◆ Task instructions:
Reproduce the records below exactly, leaving their images out.

(Website and app data records)
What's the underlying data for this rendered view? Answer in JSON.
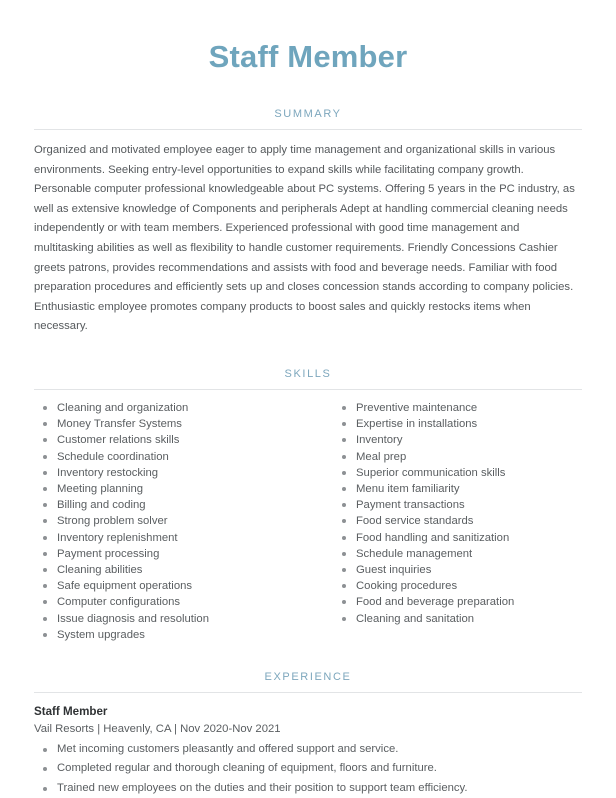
{
  "document": {
    "title": "Staff Member"
  },
  "sections": {
    "summary": {
      "heading": "SUMMARY",
      "text": "Organized and motivated employee eager to apply time management and organizational skills in various environments. Seeking entry-level opportunities to expand skills while facilitating company growth. Personable computer professional knowledgeable about PC systems. Offering 5 years in the PC industry, as well as extensive knowledge of Components and peripherals Adept at handling commercial cleaning needs independently or with team members. Experienced professional with good time management and multitasking abilities as well as flexibility to handle customer requirements. Friendly Concessions Cashier greets patrons, provides recommendations and assists with food and beverage needs. Familiar with food preparation procedures and efficiently sets up and closes concession stands according to company policies. Enthusiastic employee promotes company products to boost sales and quickly restocks items when necessary."
    },
    "skills": {
      "heading": "SKILLS",
      "left_column": [
        "Cleaning and organization",
        "Money Transfer Systems",
        "Customer relations skills",
        "Schedule coordination",
        "Inventory restocking",
        "Meeting planning",
        "Billing and coding",
        "Strong problem solver",
        "Inventory replenishment",
        "Payment processing",
        "Cleaning abilities",
        "Safe equipment operations",
        "Computer configurations",
        "Issue diagnosis and resolution",
        "System upgrades"
      ],
      "right_column": [
        "Preventive maintenance",
        "Expertise in installations",
        "Inventory",
        "Meal prep",
        "Superior communication skills",
        "Menu item familiarity",
        "Payment transactions",
        "Food service standards",
        "Food handling and sanitization",
        "Schedule management",
        "Guest inquiries",
        "Cooking procedures",
        "Food and beverage preparation",
        "Cleaning and sanitation"
      ]
    },
    "experience": {
      "heading": "EXPERIENCE",
      "jobs": [
        {
          "title": "Staff Member",
          "meta": "Vail Resorts | Heavenly, CA | Nov 2020-Nov 2021",
          "bullets": [
            "Met incoming customers pleasantly and offered support and service.",
            "Completed regular and thorough cleaning of equipment, floors and furniture.",
            "Trained new employees on the duties and their position to support team efficiency."
          ]
        }
      ]
    }
  },
  "colors": {
    "title": "#6fa5bd",
    "section_heading": "#7da7bd",
    "body_text": "#55595c",
    "rule": "#e2e4e6",
    "bullet": "#8d9194"
  }
}
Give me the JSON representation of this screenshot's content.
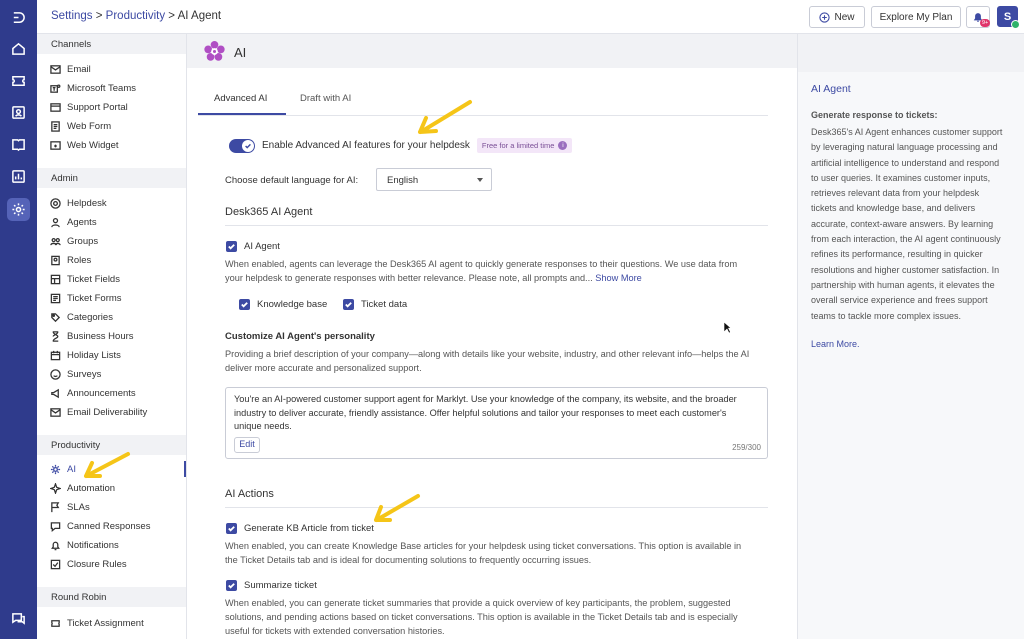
{
  "breadcrumb": {
    "settings": "Settings",
    "sep1": " > ",
    "productivity": "Productivity",
    "sep2": " > ",
    "current": "AI Agent"
  },
  "topbar": {
    "new_label": "New",
    "explore_label": "Explore My Plan",
    "notif_badge": "9+",
    "avatar_letter": "S"
  },
  "sidebar": {
    "channels_header": "Channels",
    "channels": [
      "Email",
      "Microsoft Teams",
      "Support Portal",
      "Web Form",
      "Web Widget"
    ],
    "admin_header": "Admin",
    "admin": [
      "Helpdesk",
      "Agents",
      "Groups",
      "Roles",
      "Ticket Fields",
      "Ticket Forms",
      "Categories",
      "Business Hours",
      "Holiday Lists",
      "Surveys",
      "Announcements",
      "Email Deliverability"
    ],
    "productivity_header": "Productivity",
    "productivity": [
      "AI",
      "Automation",
      "SLAs",
      "Canned Responses",
      "Notifications",
      "Closure Rules"
    ],
    "roundrobin_header": "Round Robin",
    "roundrobin": [
      "Ticket Assignment"
    ]
  },
  "page": {
    "title": "AI"
  },
  "tabs": {
    "advanced": "Advanced AI",
    "draft": "Draft with AI"
  },
  "toggle": {
    "label": "Enable Advanced AI features for your helpdesk",
    "badge": "Free for a limited time"
  },
  "language": {
    "label": "Choose default language for AI:",
    "value": "English"
  },
  "agent_section": {
    "title": "Desk365 AI Agent",
    "check_label": "AI Agent",
    "desc1": "When enabled, agents can leverage the Desk365 AI agent to quickly generate responses to their questions. We use data from",
    "desc2": "your helpdesk to generate responses with better relevance. Please note, all prompts and...",
    "show_more": "Show More",
    "kb_label": "Knowledge base",
    "ticket_label": "Ticket data"
  },
  "personality": {
    "title": "Customize AI Agent's personality",
    "desc1": "Providing a brief description of your company—along with details like your website, industry, and other relevant info—helps the AI",
    "desc2": "deliver more accurate and personalized support.",
    "text1": "You're an AI-powered customer support agent for Marklyt. Use your knowledge of the company, its website, and the broader",
    "text2": "industry to deliver accurate, friendly assistance. Offer helpful solutions and tailor your responses to meet each customer's",
    "text3": "unique needs.",
    "edit_label": "Edit",
    "counter": "259/300"
  },
  "actions": {
    "title": "AI Actions",
    "kb_check": "Generate KB Article from ticket",
    "kb_desc1": "When enabled, you can create Knowledge Base articles for your helpdesk using ticket conversations. This option is available in",
    "kb_desc2": "the Ticket Details tab and is ideal for documenting solutions to frequently occurring issues.",
    "sum_check": "Summarize ticket",
    "sum_desc1": "When enabled, you can generate ticket summaries that provide a quick overview of key participants, the problem, suggested",
    "sum_desc2": "solutions, and pending actions based on ticket conversations. This option is available in the Ticket Details tab and is especially",
    "sum_desc3": "useful for tickets with extended conversation histories."
  },
  "info_panel": {
    "title": "AI Agent",
    "subtitle": "Generate response to tickets:",
    "lines": [
      "Desk365's AI Agent enhances customer support",
      "by leveraging natural language processing and",
      "artificial intelligence to understand and respond",
      "to user queries. It examines customer inputs,",
      "retrieves relevant data from your helpdesk",
      "tickets and knowledge base, and delivers",
      "accurate, context-aware answers. By learning",
      "from each interaction, the AI agent continuously",
      "refines its performance, resulting in quicker",
      "resolutions and higher customer satisfaction. In",
      "partnership with human agents, it elevates the",
      "overall service experience and frees support",
      "teams to tackle more complex issues."
    ],
    "learn_more": "Learn More."
  },
  "colors": {
    "accent": "#3d4aa3",
    "rail": "#2f3b8c",
    "arrow": "#f5c518",
    "logo": "#b04fc4"
  }
}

◆ Exercise solution:
What's the underlying data for this rendered view? Answer in JSON.
{
  "document": {
    "title": "Staff Member"
  },
  "sections": {
    "summary": {
      "heading": "SUMMARY",
      "text": "Organized and motivated employee eager to apply time management and organizational skills in various environments. Seeking entry-level opportunities to expand skills while facilitating company growth. Personable computer professional knowledgeable about PC systems. Offering 5 years in the PC industry, as well as extensive knowledge of Components and peripherals Adept at handling commercial cleaning needs independently or with team members. Experienced professional with good time management and multitasking abilities as well as flexibility to handle customer requirements. Friendly Concessions Cashier greets patrons, provides recommendations and assists with food and beverage needs. Familiar with food preparation procedures and efficiently sets up and closes concession stands according to company policies. Enthusiastic employee promotes company products to boost sales and quickly restocks items when necessary."
    },
    "skills": {
      "heading": "SKILLS",
      "left_column": [
        "Cleaning and organization",
        "Money Transfer Systems",
        "Customer relations skills",
        "Schedule coordination",
        "Inventory restocking",
        "Meeting planning",
        "Billing and coding",
        "Strong problem solver",
        "Inventory replenishment",
        "Payment processing",
        "Cleaning abilities",
        "Safe equipment operations",
        "Computer configurations",
        "Issue diagnosis and resolution",
        "System upgrades"
      ],
      "right_column": [
        "Preventive maintenance",
        "Expertise in installations",
        "Inventory",
        "Meal prep",
        "Superior communication skills",
        "Menu item familiarity",
        "Payment transactions",
        "Food service standards",
        "Food handling and sanitization",
        "Schedule management",
        "Guest inquiries",
        "Cooking procedures",
        "Food and beverage preparation",
        "Cleaning and sanitation"
      ]
    },
    "experience": {
      "heading": "EXPERIENCE",
      "jobs": [
        {
          "title": "Staff Member",
          "meta": "Vail Resorts | Heavenly, CA | Nov 2020-Nov 2021",
          "bullets": [
            "Met incoming customers pleasantly and offered support and service.",
            "Completed regular and thorough cleaning of equipment, floors and furniture.",
            "Trained new employees on the duties and their position to support team efficiency."
          ]
        }
      ]
    }
  },
  "colors": {
    "title": "#6fa5bd",
    "section_heading": "#7da7bd",
    "body_text": "#55595c",
    "rule": "#e2e4e6",
    "bullet": "#8d9194"
  }
}
Give me the JSON representation of this screenshot's content.
{
  "breadcrumb": {
    "settings": "Settings",
    "sep1": " > ",
    "productivity": "Productivity",
    "sep2": " > ",
    "current": "AI Agent"
  },
  "topbar": {
    "new_label": "New",
    "explore_label": "Explore My Plan",
    "notif_badge": "9+",
    "avatar_letter": "S"
  },
  "sidebar": {
    "channels_header": "Channels",
    "channels": [
      "Email",
      "Microsoft Teams",
      "Support Portal",
      "Web Form",
      "Web Widget"
    ],
    "admin_header": "Admin",
    "admin": [
      "Helpdesk",
      "Agents",
      "Groups",
      "Roles",
      "Ticket Fields",
      "Ticket Forms",
      "Categories",
      "Business Hours",
      "Holiday Lists",
      "Surveys",
      "Announcements",
      "Email Deliverability"
    ],
    "productivity_header": "Productivity",
    "productivity": [
      "AI",
      "Automation",
      "SLAs",
      "Canned Responses",
      "Notifications",
      "Closure Rules"
    ],
    "roundrobin_header": "Round Robin",
    "roundrobin": [
      "Ticket Assignment"
    ]
  },
  "page": {
    "title": "AI"
  },
  "tabs": {
    "advanced": "Advanced AI",
    "draft": "Draft with AI"
  },
  "toggle": {
    "label": "Enable Advanced AI features for your helpdesk",
    "badge": "Free for a limited time"
  },
  "language": {
    "label": "Choose default language for AI:",
    "value": "English"
  },
  "agent_section": {
    "title": "Desk365 AI Agent",
    "check_label": "AI Agent",
    "desc1": "When enabled, agents can leverage the Desk365 AI agent to quickly generate responses to their questions. We use data from",
    "desc2": "your helpdesk to generate responses with better relevance. Please note, all prompts and...",
    "show_more": "Show More",
    "kb_label": "Knowledge base",
    "ticket_label": "Ticket data"
  },
  "personality": {
    "title": "Customize AI Agent's personality",
    "desc1": "Providing a brief description of your company—along with details like your website, industry, and other relevant info—helps the AI",
    "desc2": "deliver more accurate and personalized support.",
    "text1": "You're an AI-powered customer support agent for Marklyt. Use your knowledge of the company, its website, and the broader",
    "text2": "industry to deliver accurate, friendly assistance. Offer helpful solutions and tailor your responses to meet each customer's",
    "text3": "unique needs.",
    "edit_label": "Edit",
    "counter": "259/300"
  },
  "actions": {
    "title": "AI Actions",
    "kb_check": "Generate KB Article from ticket",
    "kb_desc1": "When enabled, you can create Knowledge Base articles for your helpdesk using ticket conversations. This option is available in",
    "kb_desc2": "the Ticket Details tab and is ideal for documenting solutions to frequently occurring issues.",
    "sum_check": "Summarize ticket",
    "sum_desc1": "When enabled, you can generate ticket summaries that provide a quick overview of key participants, the problem, suggested",
    "sum_desc2": "solutions, and pending actions based on ticket conversations. This option is available in the Ticket Details tab and is especially",
    "sum_desc3": "useful for tickets with extended conversation histories."
  },
  "info_panel": {
    "title": "AI Agent",
    "subtitle": "Generate response to tickets:",
    "lines": [
      "Desk365's AI Agent enhances customer support",
      "by leveraging natural language processing and",
      "artificial intelligence to understand and respond",
      "to user queries. It examines customer inputs,",
      "retrieves relevant data from your helpdesk",
      "tickets and knowledge base, and delivers",
      "accurate, context-aware answers. By learning",
      "from each interaction, the AI agent continuously",
      "refines its performance, resulting in quicker",
      "resolutions and higher customer satisfaction. In",
      "partnership with human agents, it elevates the",
      "overall service experience and frees support",
      "teams to tackle more complex issues."
    ],
    "learn_more": "Learn More."
  },
  "colors": {
    "accent": "#3d4aa3",
    "rail": "#2f3b8c",
    "arrow": "#f5c518",
    "logo": "#b04fc4"
  }
}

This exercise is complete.